# What is the time taken for a flag pole to fall over and hit the ground?

1. Feb 19, 2012

### Charlie261

1. The problem statement, all variables and given/known data

The flag pole is 10m tall. The base of the pole has rusted and the pole topples over. What is the time taken for the pole to hit the ground?

s = distance = 10m
u = initial velocity = 0 m/s
v = final velocity = unknown
a = g = acceleration due to gravity = 9.81 m/s2
t = time taken

2. Relevant equations

s = ut + ½at2

3. The attempt at a solution

√2s/g = t = 1.43s

But this pole falling over is not in free fall. It is going to take longer. Please help.

2. Feb 19, 2012

### Staff: Mentor

What is causing the pole to fall? What forces act on a perfectly vertical pole?

3. Feb 20, 2012

### Charlie261

The base of the pole at ground level has completely rusted. One side of the pole at the base crumbles slightly just enough for the pole to not be verticle and so the pole is not balanced and the pole falls over due to gravity.

Another scenario would be that a person tried to balance a pole on its end. The pole is balanced and remains in the vertical for a few seconds and then loses balance and topples over. What would be the most time taken for a pole to move from the vertical to the horizontal due to the force of gravity alone?

Did not want to over complicate things but if it helps:

Assume a very small intial force at the top of the pole to make the pole not vertical.

ie. velocity of top of pole 1mm/s at a distance 1mm from the vertical position.

Assume there is no side ways movement at the base of the pole due to friction. ie rough ground.
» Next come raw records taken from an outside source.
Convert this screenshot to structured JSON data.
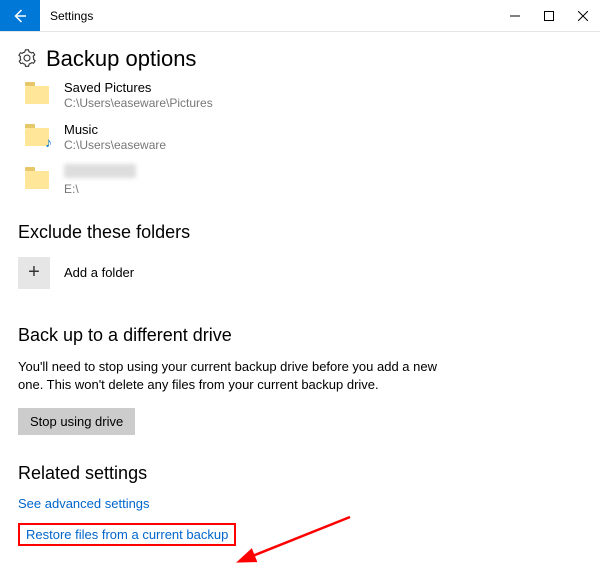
{
  "titlebar": {
    "app_title": "Settings"
  },
  "page": {
    "title": "Backup options"
  },
  "folders": [
    {
      "name": "Saved Pictures",
      "path": "C:\\Users\\easeware\\Pictures"
    },
    {
      "name": "Music",
      "path": "C:\\Users\\easeware"
    },
    {
      "name": "",
      "path": "E:\\"
    }
  ],
  "exclude": {
    "heading": "Exclude these folders",
    "add_label": "Add a folder"
  },
  "backup_drive": {
    "heading": "Back up to a different drive",
    "description": "You'll need to stop using your current backup drive before you add a new one. This won't delete any files from your current backup drive.",
    "button": "Stop using drive"
  },
  "related": {
    "heading": "Related settings",
    "link_advanced": "See advanced settings",
    "link_restore": "Restore files from a current backup"
  }
}
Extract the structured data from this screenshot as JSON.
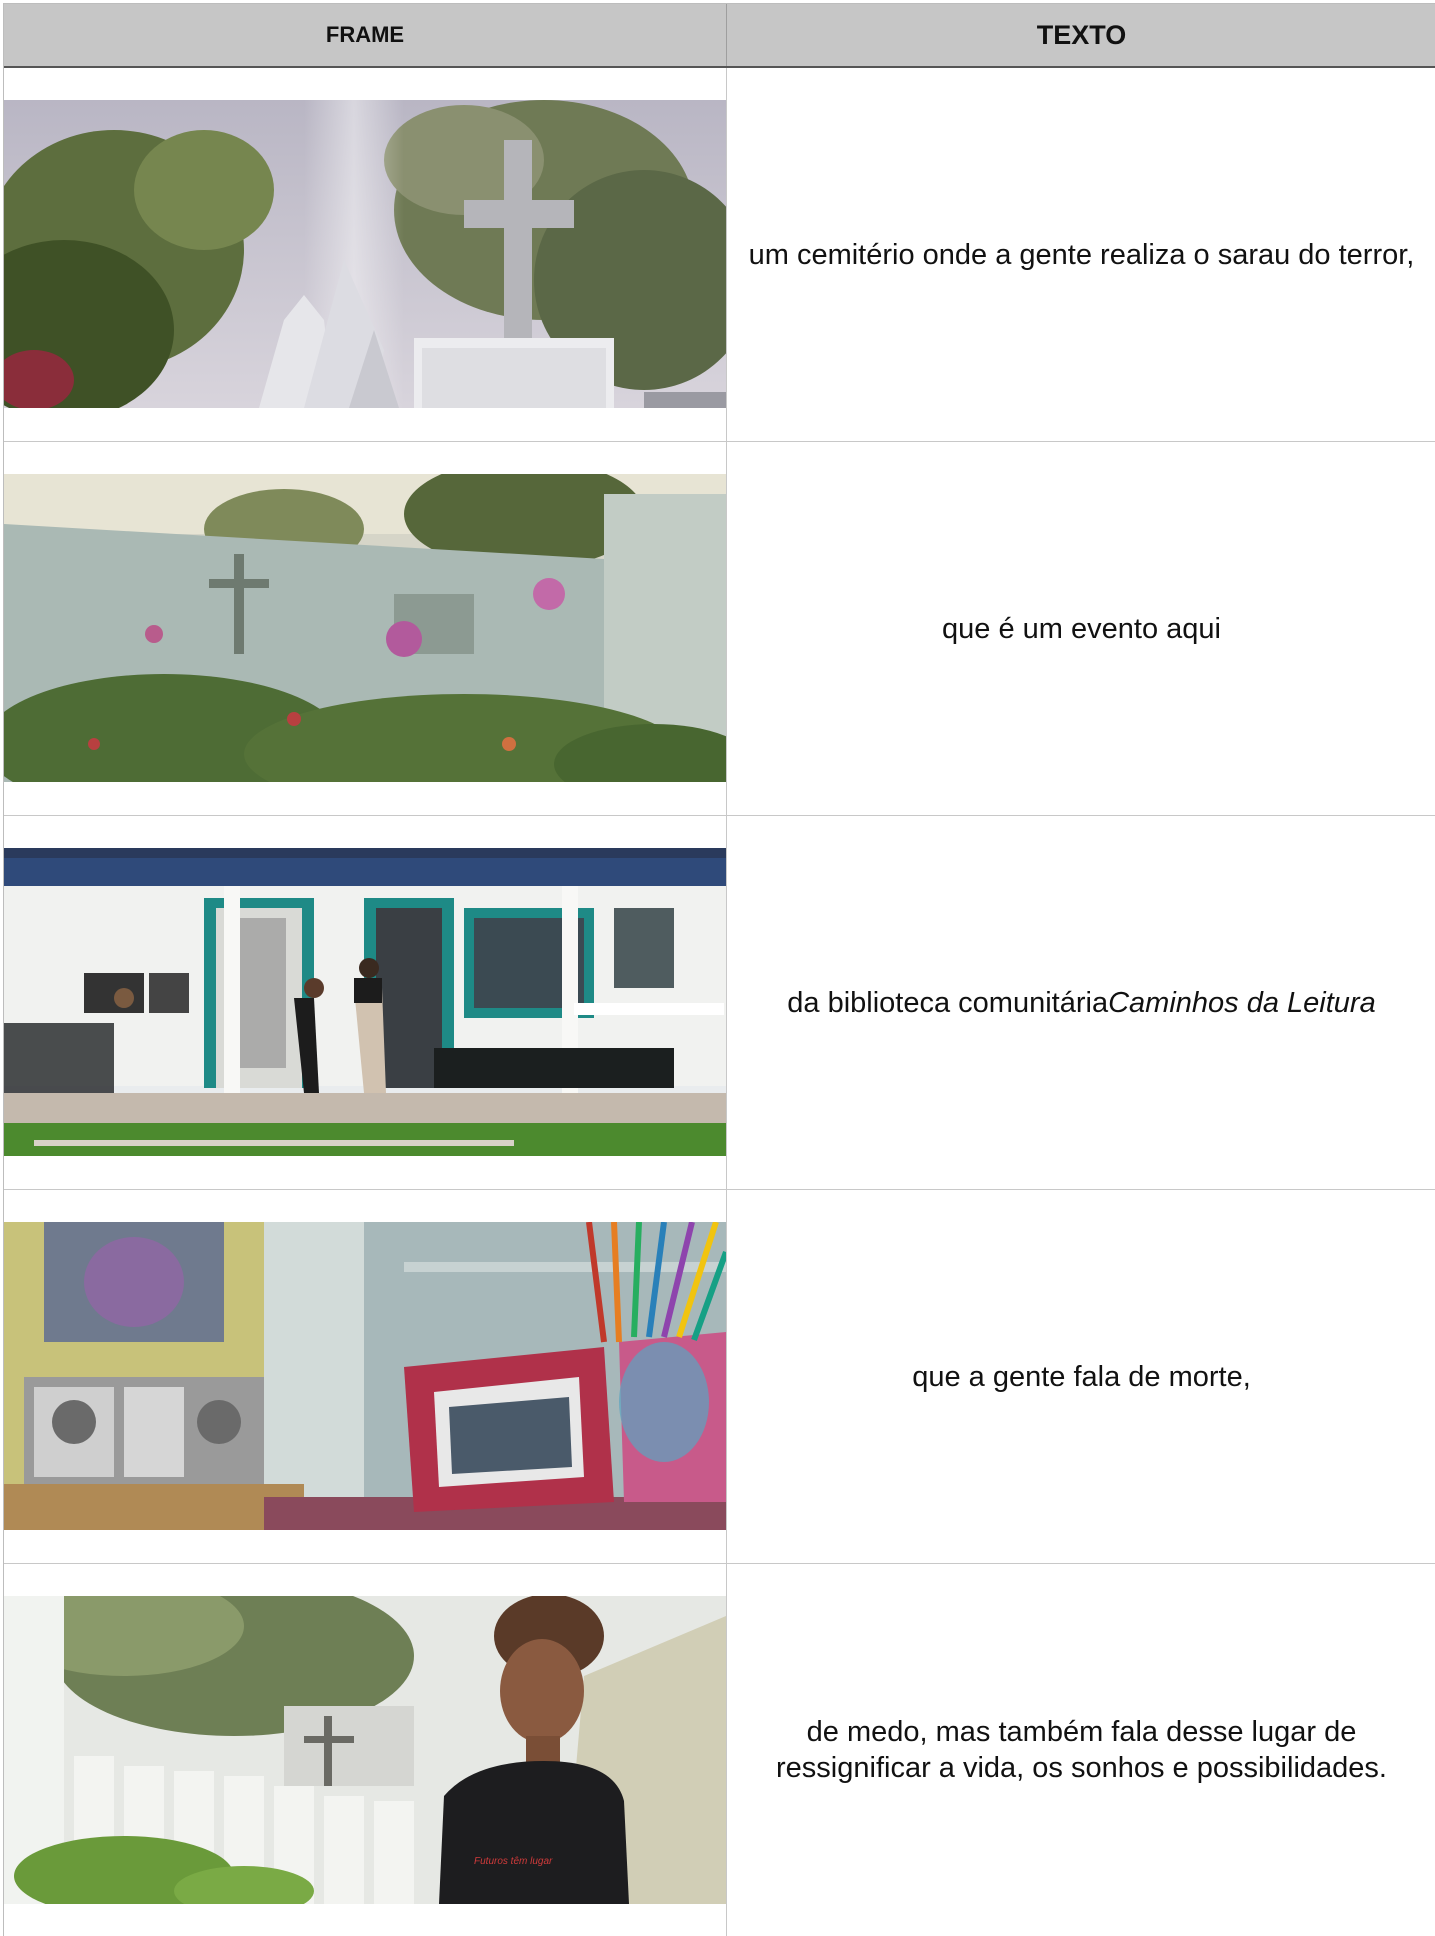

Last edited: Feb 20, 2012
4. Feb 23, 2012

### Charlie261

Since nobody has come up with a solution I am beginning to think that there is no equation for an object falling over.
I was also hoping to work out the velocity that the top of the pole would hit the ground.

If someone could explain the difficulties of why there is no easy solution that would help me.

5. Feb 23, 2012

### Staff: Mentor

Oh, there are equations all right. You can use conservation of energy to determine how angular velocity depends upon the angle from vertical. Add in initial angular velocity to get the pole away from the vertical unstable equilibrium point and you end up with a differential equation to solve for angle versus time. I believe that this leads to some variety of elliptic integral to solve, which is not exactly "introductory material".
Well, that's an easy one. Conservation of energy (center of mass height change versus rotational velocity).